**TASK PROMPT:** Match the string "wrapper" against each line below, and copy every line that matches.

[Collected data]
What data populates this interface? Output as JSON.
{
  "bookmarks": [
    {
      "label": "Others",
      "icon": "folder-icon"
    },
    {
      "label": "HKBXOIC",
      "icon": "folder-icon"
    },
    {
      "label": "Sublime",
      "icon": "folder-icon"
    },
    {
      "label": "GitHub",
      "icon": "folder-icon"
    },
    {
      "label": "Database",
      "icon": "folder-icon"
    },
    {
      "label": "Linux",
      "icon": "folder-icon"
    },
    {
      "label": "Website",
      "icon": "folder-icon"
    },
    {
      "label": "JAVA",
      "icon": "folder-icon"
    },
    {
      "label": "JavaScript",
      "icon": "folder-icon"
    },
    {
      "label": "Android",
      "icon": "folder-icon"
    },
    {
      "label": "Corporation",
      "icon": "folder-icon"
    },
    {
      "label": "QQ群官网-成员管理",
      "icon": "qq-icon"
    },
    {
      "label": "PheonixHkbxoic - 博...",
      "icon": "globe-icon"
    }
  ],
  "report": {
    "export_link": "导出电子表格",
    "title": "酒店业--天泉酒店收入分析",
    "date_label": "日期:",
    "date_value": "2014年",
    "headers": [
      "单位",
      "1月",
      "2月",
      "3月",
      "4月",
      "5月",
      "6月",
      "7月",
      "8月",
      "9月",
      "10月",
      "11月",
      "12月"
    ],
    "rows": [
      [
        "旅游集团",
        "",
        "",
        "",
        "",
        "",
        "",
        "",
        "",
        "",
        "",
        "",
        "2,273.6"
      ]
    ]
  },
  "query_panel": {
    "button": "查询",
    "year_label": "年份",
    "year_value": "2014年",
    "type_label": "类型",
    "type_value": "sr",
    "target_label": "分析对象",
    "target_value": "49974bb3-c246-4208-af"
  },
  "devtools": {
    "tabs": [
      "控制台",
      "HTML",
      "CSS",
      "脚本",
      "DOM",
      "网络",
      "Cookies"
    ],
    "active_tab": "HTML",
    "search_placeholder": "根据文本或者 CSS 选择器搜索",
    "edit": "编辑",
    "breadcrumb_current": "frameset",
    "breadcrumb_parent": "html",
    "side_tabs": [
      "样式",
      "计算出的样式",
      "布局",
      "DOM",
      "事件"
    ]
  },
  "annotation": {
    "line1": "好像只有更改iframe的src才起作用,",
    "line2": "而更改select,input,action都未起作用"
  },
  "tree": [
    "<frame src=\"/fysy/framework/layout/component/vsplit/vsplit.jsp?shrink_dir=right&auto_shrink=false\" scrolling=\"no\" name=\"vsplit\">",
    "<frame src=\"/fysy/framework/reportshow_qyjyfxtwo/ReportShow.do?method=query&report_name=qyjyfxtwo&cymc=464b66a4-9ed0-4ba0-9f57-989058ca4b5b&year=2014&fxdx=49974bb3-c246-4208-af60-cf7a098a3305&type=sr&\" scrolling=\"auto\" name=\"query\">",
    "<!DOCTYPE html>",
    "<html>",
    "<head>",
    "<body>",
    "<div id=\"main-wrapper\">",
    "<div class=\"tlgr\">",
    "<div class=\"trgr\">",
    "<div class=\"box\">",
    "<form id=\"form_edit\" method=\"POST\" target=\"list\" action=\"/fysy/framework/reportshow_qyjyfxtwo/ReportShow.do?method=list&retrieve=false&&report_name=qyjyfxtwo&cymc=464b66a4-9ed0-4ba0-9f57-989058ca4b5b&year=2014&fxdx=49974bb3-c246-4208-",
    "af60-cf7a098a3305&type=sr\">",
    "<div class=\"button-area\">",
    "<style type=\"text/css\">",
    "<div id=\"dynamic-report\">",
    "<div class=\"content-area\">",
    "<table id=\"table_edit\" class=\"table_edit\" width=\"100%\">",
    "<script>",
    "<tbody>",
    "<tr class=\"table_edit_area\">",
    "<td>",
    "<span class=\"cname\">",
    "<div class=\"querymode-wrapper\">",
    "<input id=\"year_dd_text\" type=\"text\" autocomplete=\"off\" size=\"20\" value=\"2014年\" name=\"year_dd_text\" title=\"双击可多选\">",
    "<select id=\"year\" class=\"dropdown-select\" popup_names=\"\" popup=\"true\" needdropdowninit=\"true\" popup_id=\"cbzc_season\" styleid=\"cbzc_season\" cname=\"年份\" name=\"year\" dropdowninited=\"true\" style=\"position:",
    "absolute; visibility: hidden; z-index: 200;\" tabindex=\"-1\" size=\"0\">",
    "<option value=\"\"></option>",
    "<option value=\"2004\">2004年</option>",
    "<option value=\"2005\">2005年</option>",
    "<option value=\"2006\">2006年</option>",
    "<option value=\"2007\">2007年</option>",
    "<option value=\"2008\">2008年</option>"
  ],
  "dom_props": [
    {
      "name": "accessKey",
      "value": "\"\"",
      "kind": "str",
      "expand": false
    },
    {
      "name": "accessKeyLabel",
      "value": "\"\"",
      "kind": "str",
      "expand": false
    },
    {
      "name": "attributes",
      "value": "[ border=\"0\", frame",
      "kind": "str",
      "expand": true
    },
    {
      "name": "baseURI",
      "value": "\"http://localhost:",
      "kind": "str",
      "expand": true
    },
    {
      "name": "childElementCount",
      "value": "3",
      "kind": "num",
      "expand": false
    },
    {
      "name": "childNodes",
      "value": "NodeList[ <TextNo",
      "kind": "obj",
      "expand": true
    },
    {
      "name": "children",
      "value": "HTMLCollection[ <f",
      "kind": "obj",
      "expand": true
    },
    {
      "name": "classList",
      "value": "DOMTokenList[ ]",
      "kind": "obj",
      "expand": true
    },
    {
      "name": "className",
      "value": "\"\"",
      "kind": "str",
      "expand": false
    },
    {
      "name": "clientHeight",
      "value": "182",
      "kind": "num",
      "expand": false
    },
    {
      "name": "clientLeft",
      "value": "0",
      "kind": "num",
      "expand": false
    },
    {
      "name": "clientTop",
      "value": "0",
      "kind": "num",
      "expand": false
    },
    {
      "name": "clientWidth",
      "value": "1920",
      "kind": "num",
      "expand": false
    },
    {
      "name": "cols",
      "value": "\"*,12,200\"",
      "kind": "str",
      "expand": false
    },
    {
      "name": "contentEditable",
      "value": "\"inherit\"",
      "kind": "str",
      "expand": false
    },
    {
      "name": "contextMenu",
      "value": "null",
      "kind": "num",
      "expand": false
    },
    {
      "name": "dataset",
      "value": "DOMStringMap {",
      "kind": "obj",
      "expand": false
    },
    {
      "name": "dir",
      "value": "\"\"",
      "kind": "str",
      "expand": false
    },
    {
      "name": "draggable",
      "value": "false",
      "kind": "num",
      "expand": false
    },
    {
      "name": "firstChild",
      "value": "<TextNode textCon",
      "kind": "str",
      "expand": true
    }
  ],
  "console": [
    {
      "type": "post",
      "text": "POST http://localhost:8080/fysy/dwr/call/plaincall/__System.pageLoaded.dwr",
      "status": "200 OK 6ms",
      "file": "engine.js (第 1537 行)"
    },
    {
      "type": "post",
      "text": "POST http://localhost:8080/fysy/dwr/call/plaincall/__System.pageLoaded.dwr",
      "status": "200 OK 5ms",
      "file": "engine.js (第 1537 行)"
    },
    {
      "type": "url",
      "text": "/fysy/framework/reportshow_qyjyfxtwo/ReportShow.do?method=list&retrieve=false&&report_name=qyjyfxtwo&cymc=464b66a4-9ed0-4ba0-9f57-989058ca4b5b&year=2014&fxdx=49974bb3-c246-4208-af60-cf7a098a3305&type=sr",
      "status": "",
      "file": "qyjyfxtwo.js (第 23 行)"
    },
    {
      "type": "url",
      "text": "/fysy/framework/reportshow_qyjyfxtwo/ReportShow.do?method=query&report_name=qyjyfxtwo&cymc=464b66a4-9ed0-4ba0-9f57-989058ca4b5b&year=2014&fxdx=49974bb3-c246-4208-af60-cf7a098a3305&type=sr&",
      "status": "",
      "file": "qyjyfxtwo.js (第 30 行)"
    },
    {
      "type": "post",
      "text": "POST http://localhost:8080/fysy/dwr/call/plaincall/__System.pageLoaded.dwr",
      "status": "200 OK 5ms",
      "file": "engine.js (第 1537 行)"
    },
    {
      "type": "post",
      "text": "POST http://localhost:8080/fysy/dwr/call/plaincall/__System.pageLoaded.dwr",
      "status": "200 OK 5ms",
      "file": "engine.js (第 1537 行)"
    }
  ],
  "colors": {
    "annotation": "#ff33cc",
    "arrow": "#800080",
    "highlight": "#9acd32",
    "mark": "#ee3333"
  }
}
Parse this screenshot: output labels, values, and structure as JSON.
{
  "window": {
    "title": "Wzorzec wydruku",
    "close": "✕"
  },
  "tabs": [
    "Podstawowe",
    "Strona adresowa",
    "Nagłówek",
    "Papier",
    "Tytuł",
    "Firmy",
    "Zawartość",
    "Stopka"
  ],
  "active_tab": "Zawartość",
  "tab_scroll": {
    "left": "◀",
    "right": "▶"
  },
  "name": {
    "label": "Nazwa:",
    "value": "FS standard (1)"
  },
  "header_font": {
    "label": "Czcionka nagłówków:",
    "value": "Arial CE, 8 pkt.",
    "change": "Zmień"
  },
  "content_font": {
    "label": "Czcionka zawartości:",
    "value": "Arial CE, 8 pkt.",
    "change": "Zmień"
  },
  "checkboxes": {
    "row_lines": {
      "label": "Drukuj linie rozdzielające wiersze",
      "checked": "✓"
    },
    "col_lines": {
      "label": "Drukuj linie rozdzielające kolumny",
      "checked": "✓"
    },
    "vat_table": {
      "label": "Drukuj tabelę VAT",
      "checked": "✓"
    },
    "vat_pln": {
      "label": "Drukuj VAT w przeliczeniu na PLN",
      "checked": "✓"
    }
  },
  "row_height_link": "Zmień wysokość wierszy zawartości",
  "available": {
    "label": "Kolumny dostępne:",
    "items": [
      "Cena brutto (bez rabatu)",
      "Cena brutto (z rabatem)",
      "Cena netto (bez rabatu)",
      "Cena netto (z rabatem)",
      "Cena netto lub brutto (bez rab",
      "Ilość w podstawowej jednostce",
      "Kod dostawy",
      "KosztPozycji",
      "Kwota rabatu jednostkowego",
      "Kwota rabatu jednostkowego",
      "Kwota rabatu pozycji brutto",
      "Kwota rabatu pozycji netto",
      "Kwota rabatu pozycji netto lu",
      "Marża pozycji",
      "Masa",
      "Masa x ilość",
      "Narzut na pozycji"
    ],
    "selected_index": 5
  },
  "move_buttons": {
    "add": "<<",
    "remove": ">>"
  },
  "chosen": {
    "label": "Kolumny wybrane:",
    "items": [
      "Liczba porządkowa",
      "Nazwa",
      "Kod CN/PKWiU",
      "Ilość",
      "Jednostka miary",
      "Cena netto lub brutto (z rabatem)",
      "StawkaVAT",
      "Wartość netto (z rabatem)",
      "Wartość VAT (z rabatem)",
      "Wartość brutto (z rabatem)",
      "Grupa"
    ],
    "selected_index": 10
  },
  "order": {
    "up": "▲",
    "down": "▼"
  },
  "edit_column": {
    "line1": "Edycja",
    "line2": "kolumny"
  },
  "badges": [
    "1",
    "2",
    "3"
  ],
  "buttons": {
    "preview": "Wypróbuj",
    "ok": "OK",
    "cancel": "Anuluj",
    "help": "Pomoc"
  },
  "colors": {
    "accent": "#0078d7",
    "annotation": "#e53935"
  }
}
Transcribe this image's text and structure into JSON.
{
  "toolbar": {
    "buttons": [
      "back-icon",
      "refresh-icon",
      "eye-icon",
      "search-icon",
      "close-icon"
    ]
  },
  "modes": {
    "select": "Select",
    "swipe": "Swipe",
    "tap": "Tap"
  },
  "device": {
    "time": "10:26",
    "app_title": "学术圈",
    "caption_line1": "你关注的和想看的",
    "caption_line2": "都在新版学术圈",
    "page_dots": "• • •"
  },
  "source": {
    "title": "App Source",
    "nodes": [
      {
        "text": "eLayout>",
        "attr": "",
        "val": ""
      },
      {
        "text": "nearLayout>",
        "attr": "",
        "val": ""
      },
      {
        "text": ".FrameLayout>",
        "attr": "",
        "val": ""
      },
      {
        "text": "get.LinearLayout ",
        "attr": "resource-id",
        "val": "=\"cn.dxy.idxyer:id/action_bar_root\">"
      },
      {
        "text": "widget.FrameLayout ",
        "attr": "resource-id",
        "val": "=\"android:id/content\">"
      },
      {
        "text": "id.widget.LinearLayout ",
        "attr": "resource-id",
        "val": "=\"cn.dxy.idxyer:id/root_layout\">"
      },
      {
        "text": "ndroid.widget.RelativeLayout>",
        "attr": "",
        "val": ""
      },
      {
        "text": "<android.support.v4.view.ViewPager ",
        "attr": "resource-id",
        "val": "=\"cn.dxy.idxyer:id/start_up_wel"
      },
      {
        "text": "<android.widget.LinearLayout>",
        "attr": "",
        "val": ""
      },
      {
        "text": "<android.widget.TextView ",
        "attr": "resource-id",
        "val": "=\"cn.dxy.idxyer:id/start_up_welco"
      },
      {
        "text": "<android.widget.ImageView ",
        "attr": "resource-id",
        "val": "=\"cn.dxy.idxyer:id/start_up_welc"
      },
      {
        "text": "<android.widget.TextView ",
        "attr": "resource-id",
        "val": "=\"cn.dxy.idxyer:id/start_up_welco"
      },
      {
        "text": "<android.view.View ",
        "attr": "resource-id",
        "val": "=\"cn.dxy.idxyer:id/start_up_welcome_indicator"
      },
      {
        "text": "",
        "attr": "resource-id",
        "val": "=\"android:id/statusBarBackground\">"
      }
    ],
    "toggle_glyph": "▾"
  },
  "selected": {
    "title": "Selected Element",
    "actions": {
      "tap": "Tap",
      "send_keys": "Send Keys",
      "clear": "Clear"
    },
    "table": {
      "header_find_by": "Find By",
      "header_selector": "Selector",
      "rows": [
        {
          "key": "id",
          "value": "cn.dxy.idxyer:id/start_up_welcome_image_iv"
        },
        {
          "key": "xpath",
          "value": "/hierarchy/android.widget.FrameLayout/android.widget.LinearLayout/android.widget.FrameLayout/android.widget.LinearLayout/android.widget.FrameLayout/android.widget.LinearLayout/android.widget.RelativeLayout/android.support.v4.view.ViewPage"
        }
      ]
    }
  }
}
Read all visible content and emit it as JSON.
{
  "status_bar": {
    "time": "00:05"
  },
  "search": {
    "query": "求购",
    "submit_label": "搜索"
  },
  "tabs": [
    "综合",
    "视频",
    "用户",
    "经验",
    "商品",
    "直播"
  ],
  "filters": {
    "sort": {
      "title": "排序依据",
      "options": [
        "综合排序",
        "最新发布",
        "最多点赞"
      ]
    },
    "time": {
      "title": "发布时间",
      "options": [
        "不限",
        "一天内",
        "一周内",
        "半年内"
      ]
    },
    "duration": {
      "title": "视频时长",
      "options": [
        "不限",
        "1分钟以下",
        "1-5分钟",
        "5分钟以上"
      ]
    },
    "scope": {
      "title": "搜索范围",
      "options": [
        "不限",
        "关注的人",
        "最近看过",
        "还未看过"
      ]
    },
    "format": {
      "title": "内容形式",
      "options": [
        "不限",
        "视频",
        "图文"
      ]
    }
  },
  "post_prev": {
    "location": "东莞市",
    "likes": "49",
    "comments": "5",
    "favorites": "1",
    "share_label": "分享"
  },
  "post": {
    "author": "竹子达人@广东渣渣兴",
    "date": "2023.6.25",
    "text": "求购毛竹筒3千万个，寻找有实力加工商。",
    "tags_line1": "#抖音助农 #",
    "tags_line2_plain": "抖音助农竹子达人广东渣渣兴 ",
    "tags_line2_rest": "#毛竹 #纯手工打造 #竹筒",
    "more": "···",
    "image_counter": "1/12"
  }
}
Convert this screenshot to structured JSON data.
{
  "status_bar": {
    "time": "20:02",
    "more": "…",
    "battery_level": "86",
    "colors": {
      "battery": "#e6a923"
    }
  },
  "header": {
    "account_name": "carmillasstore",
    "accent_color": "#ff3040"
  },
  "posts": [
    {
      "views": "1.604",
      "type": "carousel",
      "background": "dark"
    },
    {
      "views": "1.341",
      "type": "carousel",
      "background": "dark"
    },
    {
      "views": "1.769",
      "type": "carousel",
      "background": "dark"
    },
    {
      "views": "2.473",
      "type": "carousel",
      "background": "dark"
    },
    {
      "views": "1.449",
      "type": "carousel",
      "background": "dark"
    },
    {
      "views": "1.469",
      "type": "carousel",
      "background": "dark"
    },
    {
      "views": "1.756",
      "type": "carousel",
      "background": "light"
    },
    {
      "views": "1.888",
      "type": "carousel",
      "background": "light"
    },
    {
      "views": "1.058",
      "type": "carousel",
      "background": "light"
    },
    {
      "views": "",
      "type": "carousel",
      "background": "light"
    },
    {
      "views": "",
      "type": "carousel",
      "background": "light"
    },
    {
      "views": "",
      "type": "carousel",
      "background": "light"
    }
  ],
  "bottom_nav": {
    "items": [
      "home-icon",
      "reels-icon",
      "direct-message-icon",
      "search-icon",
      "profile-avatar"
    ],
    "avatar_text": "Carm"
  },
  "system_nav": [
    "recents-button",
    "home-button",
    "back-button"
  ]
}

**WRITTEN ANSWER:**
    "<div id=\"main-wrapper\">",
    "<div class=\"querymode-wrapper\">",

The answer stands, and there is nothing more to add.